Judith Anderson made a good play as the stepmother and we can say that is all about. Ana Maria Alberghetti as the Princess Charming, fits well in the role, even the reminiscenses with Audrey Hepburn, the italian actress done it well. 
How to deal with the unacceptable concept of : "you are person, I am people"???
Which was the secret behind this Lewis concept? Maybe he desired to erase all sensual or sexual connotations in the tale? 
Why he wore the red jacket instead of a black or grey suit or a tuxedo? Maybe as a protest against the "blue" dress code tagged for "princes"? Or was it just a visual appeal to distinguish it from other men in the ballroom?
No signs of continental ways, nor the behaviour, neither the context. The transitions between the poor guy to the refinated old man, and from the old man to the poor guy was brutally cut in post edition. Two simple sequences shot were cut off and concealed the metamorphosis leaving a bitter taste. 

The dense atmosphere of the ghostly presence of his faher (exemples: the shadow at the mansion stair, wearing the father's tuxedo, protesting in the basement deeply moody, sleeping in a twin matress disposed in a king size bed) take off rhytm and freshness to the movie. Maybe as a result of the systematic great post edition cuts, the movie runs slow and disjointed. 

I wonder why they do not took advantage of the super expensive car Golden Sahara II, property of Jim Street Skonzakes, just for few takes? This amazing car was designed by George Barris from a Lincoln Capri in 1953. The model used in the movie is the second version of 1960.
The owner drove the car and actor Norman Leavitt played the role of chauffer only for three takes!.
Nor George Barris and Jim Street neither Norman Leavitt appears in film credits.
And a bad choice was do not show the splendid car when Fella arrives to the ballroom,  being a crucial scene! And more about the transitions!
 Altough in the '50 they had not many FX, at least they could do some fading out, or flash blast, or black out!

Some technical failures in the film: the scene when Fella is sleepwalker and goes out across the left side of window, walking crouched below the frame, leaving visible his yellow shirt (maybe because was made in one take), the umbrella at the piscine spinning around without reason, Fella spilling the salt into his soup then trying to scoop the salt out of the soup with the salt shaker, in the next shot, the salt shaker is dry and full.

The musical numbers do not get along with the discursive level of the plot and break the
attention. Originally there were three musical numbers, but the third was discarded in the post production.

Another musical number with Francesca Bellini, Joi Lansing, Barbara Luna, Frances Mc Hale and Darlene Tompkins was discarded, this scene was called "dream sequence", never shown even as archive material for dvd release.
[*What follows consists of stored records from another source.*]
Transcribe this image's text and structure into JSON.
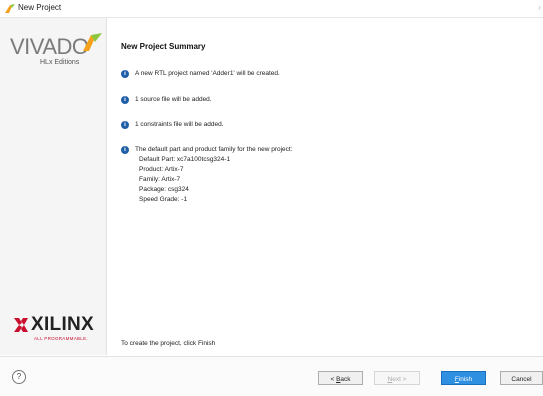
{
  "window": {
    "title": "New Project"
  },
  "branding": {
    "product": "VIVADO",
    "edition": "HLx Editions",
    "vendor": "XILINX",
    "vendor_tagline": "ALL PROGRAMMABLE.",
    "colors": {
      "vivado_leaf": "#f4a11c",
      "vivado_leaf_green": "#8dc63f",
      "xilinx_red": "#c8102e"
    }
  },
  "summary": {
    "heading": "New Project Summary",
    "items": [
      {
        "text": "A new RTL project named 'Adder1' will be created."
      },
      {
        "text": "1 source file will be added."
      },
      {
        "text": "1 constraints file will be added."
      }
    ],
    "part_info": {
      "intro": "The default part and product family for the new project:",
      "default_part": "Default Part: xc7a100tcsg324-1",
      "product": "Product: Artix-7",
      "family": "Family: Artix-7",
      "package": "Package: csg324",
      "speed_grade": "Speed Grade: -1"
    },
    "footer_hint": "To create the project, click Finish"
  },
  "buttons": {
    "help": "?",
    "back": {
      "prefix": "< ",
      "accel": "B",
      "rest": "ack"
    },
    "next": {
      "accel": "N",
      "rest": "ext >"
    },
    "finish": {
      "accel": "F",
      "rest": "inish"
    },
    "cancel": "Cancel"
  },
  "colors": {
    "accent": "#2f8fe0",
    "info_icon": "#1f5fa8"
  }
}
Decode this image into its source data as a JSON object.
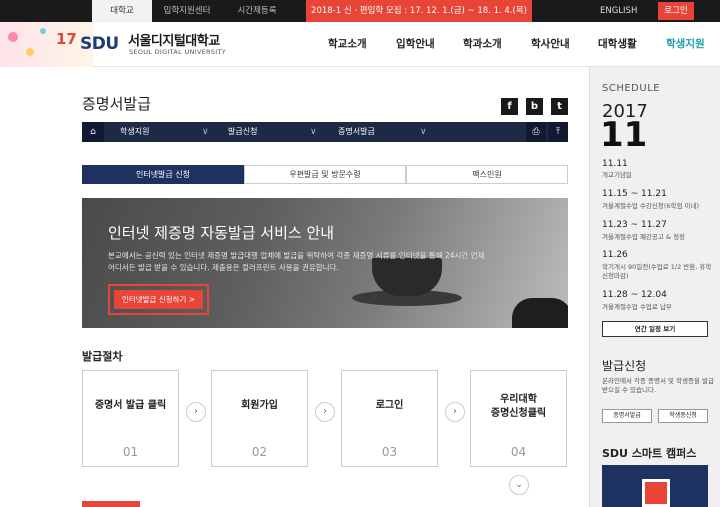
{
  "topbar": {
    "tabs": [
      "대학교",
      "입학지원센터",
      "시간제등록"
    ],
    "notice": "2018-1 신 · 편입학 모집 : 17. 12. 1.(금) ~ 18. 1. 4.(목)",
    "english": "ENGLISH",
    "login": "로그인"
  },
  "header": {
    "logo_num": "17",
    "logo_sdu": "SDU",
    "logo_kr": "서울디지털대학교",
    "logo_en": "SEOUL DIGITAL UNIVERSITY",
    "nav": [
      "학교소개",
      "입학안내",
      "학과소개",
      "학사안내",
      "대학생활",
      "학생지원"
    ]
  },
  "page": {
    "title": "증명서발급",
    "sns": [
      "f",
      "b",
      "t"
    ]
  },
  "breadcrumb": {
    "home": "⌂",
    "items": [
      "학생지원",
      "발급신청",
      "증명서발급"
    ],
    "print": "⎙",
    "top": "⤒"
  },
  "subtabs": [
    "인터넷발급 신청",
    "우편발급 및 방문수령",
    "팩스민원"
  ],
  "banner": {
    "title": "인터넷 제증명 자동발급 서비스 안내",
    "desc": "본교에서는 공신력 있는 인터넷 제증명 발급대행 업체에 발급을 위탁하여 각종 제증명 서류를 인터넷을 통해 24시간 언제 어디서든 발급 받을 수 있습니다. 제출용은 컬러프린트 사용을 권유합니다.",
    "button": "인터넷발급 신청하기 >"
  },
  "process": {
    "title": "발급절차",
    "steps": [
      {
        "label": "증명서 발급 클릭",
        "num": "01"
      },
      {
        "label": "회원가입",
        "num": "02"
      },
      {
        "label": "로그인",
        "num": "03"
      },
      {
        "label": "우리대학\n증명신청클릭",
        "num": "04"
      }
    ],
    "arrow": "›",
    "down": "⌄"
  },
  "sidebar": {
    "schedule_label": "SCHEDULE",
    "year": "2017",
    "month": "11",
    "events": [
      {
        "date": "11.11",
        "desc": "개교기념일"
      },
      {
        "date": "11.15 ~ 11.21",
        "desc": "겨울계절수업 수강신청(6학점 이내)"
      },
      {
        "date": "11.23 ~ 11.27",
        "desc": "겨울계절수업 폐강공고 & 정정"
      },
      {
        "date": "11.26",
        "desc": "학기개시 90일전(수업료 1/2 반환, 휴학신청마감)"
      },
      {
        "date": "11.28 ~ 12.04",
        "desc": "겨울계절수업 수업료 납부"
      }
    ],
    "yearly_btn": "연간 일정 보기",
    "apply_title": "발급신청",
    "apply_desc": "온라인에서 각종 증명서 및 학생증을 발급받으실 수 있습니다.",
    "apply_btns": [
      "증명서발급",
      "학생증신청"
    ],
    "smart_title": "SDU 스마트 캠퍼스"
  }
}
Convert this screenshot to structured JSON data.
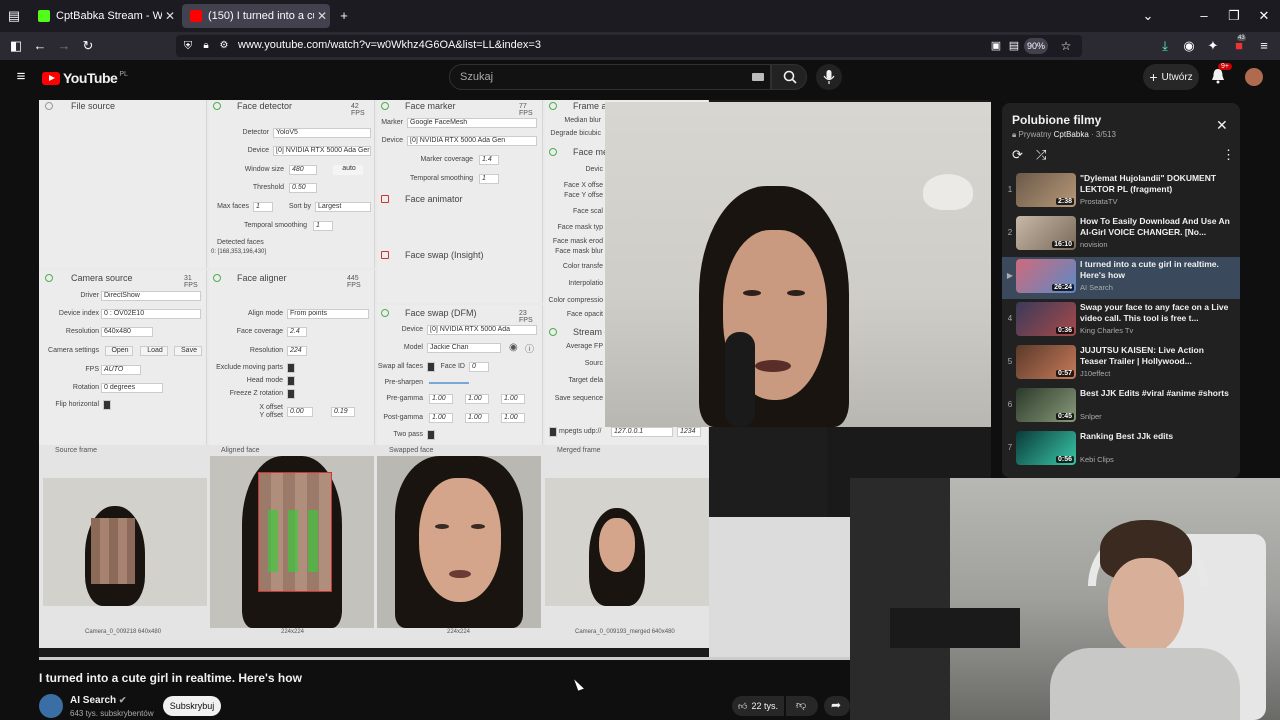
{
  "browser": {
    "tabs": [
      {
        "title": "CptBabka Stream - Watch Live o",
        "active": false
      },
      {
        "title": "(150) I turned into a cute gi",
        "active": true
      }
    ],
    "url": "www.youtube.com/watch?v=w0Wkhz4G6OA&list=LL&index=3",
    "zoom": "90%",
    "badge_count": "43"
  },
  "youtube": {
    "logo_text": "YouTube",
    "region": "PL",
    "search_placeholder": "Szukaj",
    "create_label": "Utwórz",
    "notif_count": "9+"
  },
  "app": {
    "panels": {
      "file_source": {
        "title": "File source"
      },
      "face_detector": {
        "title": "Face detector",
        "fps": "42 FPS",
        "detector": "YoloV5",
        "device": "[0] NVIDIA RTX 5000 Ada Ger",
        "window_size": "480",
        "window_auto": "auto",
        "threshold": "0.50",
        "max_faces": "1",
        "sort_by": "Largest",
        "temporal_smoothing": "1",
        "detected_faces": "Detected faces",
        "detected_coords": "0: [168,353,196,430]"
      },
      "face_marker": {
        "title": "Face marker",
        "fps": "77 FPS",
        "marker": "Google FaceMesh",
        "device": "[0] NVIDIA RTX 5000 Ada Gen",
        "marker_coverage": "1.4",
        "temporal_smoothing": "1"
      },
      "face_animator": {
        "title": "Face animator"
      },
      "face_swap_insight": {
        "title": "Face swap (Insight)"
      },
      "frame_adjuster": {
        "title": "Frame a",
        "median_blur": "Median blur",
        "degrade_bicubic": "Degrade bicubic"
      },
      "face_merger": {
        "title": "Face me",
        "labels": [
          "Devic",
          "Face X offse",
          "Face Y offse",
          "Face scal",
          "Face mask typ",
          "Face mask erod",
          "Face mask blur",
          "Color transfe",
          "Interpolatio",
          "Color compressio",
          "Face opacit"
        ]
      },
      "stream_output": {
        "title": "Stream o",
        "labels": [
          "Average FP",
          "Sourc",
          "Target dela",
          "Save sequence"
        ],
        "mpegts_label": "mpegts udp://",
        "mpegts_addr": "127.0.0.1",
        "mpegts_port": "1234"
      },
      "camera_source": {
        "title": "Camera source",
        "fps": "31 FPS",
        "driver": "DirectShow",
        "device_index": "0 : OV02E10",
        "resolution": "640x480",
        "settings_open": "Open",
        "settings_load": "Load",
        "settings_save": "Save",
        "cam_fps": "AUTO",
        "rotation": "0 degrees"
      },
      "face_aligner": {
        "title": "Face aligner",
        "fps": "445 FPS",
        "align_mode": "From points",
        "face_coverage": "2.4",
        "resolution": "224",
        "x_offset": "0.00",
        "y_offset": "0.19"
      },
      "face_swap_dfm": {
        "title": "Face swap (DFM)",
        "fps": "23 FPS",
        "device": "[0] NVIDIA RTX 5000 Ada",
        "model": "Jackie Chan",
        "face_id": "0",
        "pre_gamma": [
          "1.00",
          "1.00",
          "1.00"
        ],
        "post_gamma": [
          "1.00",
          "1.00",
          "1.00"
        ]
      }
    },
    "labels": {
      "detector": "Detector",
      "device": "Device",
      "window_size": "Window size",
      "threshold": "Threshold",
      "max_faces": "Max faces",
      "sort_by": "Sort by",
      "temporal_smoothing": "Temporal smoothing",
      "marker": "Marker",
      "marker_coverage": "Marker coverage",
      "driver": "Driver",
      "device_index": "Device index",
      "resolution": "Resolution",
      "camera_settings": "Camera settings",
      "fps": "FPS",
      "rotation": "Rotation",
      "flip_horizontal": "Flip horizontal",
      "align_mode": "Align mode",
      "face_coverage": "Face coverage",
      "exclude_moving": "Exclude moving parts",
      "head_mode": "Head mode",
      "freeze_z": "Freeze Z rotation",
      "x_offset": "X offset",
      "y_offset": "Y offset",
      "model": "Model",
      "swap_all": "Swap all faces",
      "face_id": "Face ID",
      "pre_sharpen": "Pre-sharpen",
      "pre_gamma": "Pre-gamma",
      "post_gamma": "Post-gamma",
      "two_pass": "Two pass"
    },
    "frames": [
      {
        "label": "Source frame",
        "caption": "Camera_0_009218 640x480"
      },
      {
        "label": "Aligned face",
        "caption": "224x224"
      },
      {
        "label": "Swapped face",
        "caption": "224x224"
      },
      {
        "label": "Merged frame",
        "caption": "Camera_0_009193_merged 640x480"
      }
    ]
  },
  "video": {
    "title": "I turned into a cute girl in realtime. Here's how",
    "channel": "AI Search",
    "subscribers": "643 tys. subskrybentów",
    "subscribe_label": "Subskrybuj",
    "likes": "22 tys.",
    "progress": 1.0
  },
  "playlist": {
    "title": "Polubione filmy",
    "privacy": "Prywatny",
    "owner": "CptBabka",
    "position": "3/513",
    "items": [
      {
        "num": "1",
        "title": "\"Dylemat Hujolandii\" DOKUMENT LEKTOR PL (fragment)",
        "channel": "ProstataTV",
        "duration": "2:38"
      },
      {
        "num": "2",
        "title": "How To Easily Download And Use An AI-Girl VOICE CHANGER. [No...",
        "channel": "novision",
        "duration": "16:10"
      },
      {
        "num": "▶",
        "title": "I turned into a cute girl in realtime. Here's how",
        "channel": "AI Search",
        "duration": "26:24"
      },
      {
        "num": "4",
        "title": "Swap your face to any face on a Live video call. This tool is free t...",
        "channel": "King Charles Tv",
        "duration": "0:36"
      },
      {
        "num": "5",
        "title": "JUJUTSU KAISEN: Live Action Teaser Trailer | Hollywood...",
        "channel": "J10effect",
        "duration": "0:57"
      },
      {
        "num": "6",
        "title": "Best JJK Edits #viral #anime #shorts",
        "channel": "Snlper",
        "duration": "0:45"
      },
      {
        "num": "7",
        "title": "Ranking Best JJk edits",
        "channel": "Kebi Clips",
        "duration": "0:56"
      }
    ]
  }
}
The original running time of 99 minutes ended in 90. With this vast edition caused the existence of gaps in the plot.
Anyway is a good movie.Don' t  get me wrong, I love Jerry Lewis, but I think we need to be objective.!




Première. Ana María Alberghetti and Jerry Lewis on stage. Still. A.Scaffino.










Panoramic. Première. Still. A. Scaffino.


Première. Pumpkin carriage. Still. A.Scaffino. 

Artwork A. Scaffino


 The impossible love between "people" and "person" in Lewis thinking. Still: A. Scaffino. 





The unique moment of love and tenderness between the boy and the Princess. Stills: A. Scaffino. 
The luxurious Golden Sahara II model 1959 valued in US 75.000 .- !!!. Still: A. Scaffino. 



The owner drove the car and actor Norman Leavitt played the chauffeur for three takes. 
Stills: A. Scaffino. 



The amazing dress of Princess Charming. Still: A. Scaffino. 



The dress highlighted by Louella Parsons in Los Angeles Examiner. 



Edith Head's wardrobe designs.


The Count Basie Orchestra. 


Lewis with Frank Tashlin. 


Dozens... dozens of wonderful dresses. Still: A. Scaffino.



The charmed Fella. Still: A. Scaffino. 



Pictures not marked as A. Scaffino were
 taken from several internet sources, not copyright infringement is intended.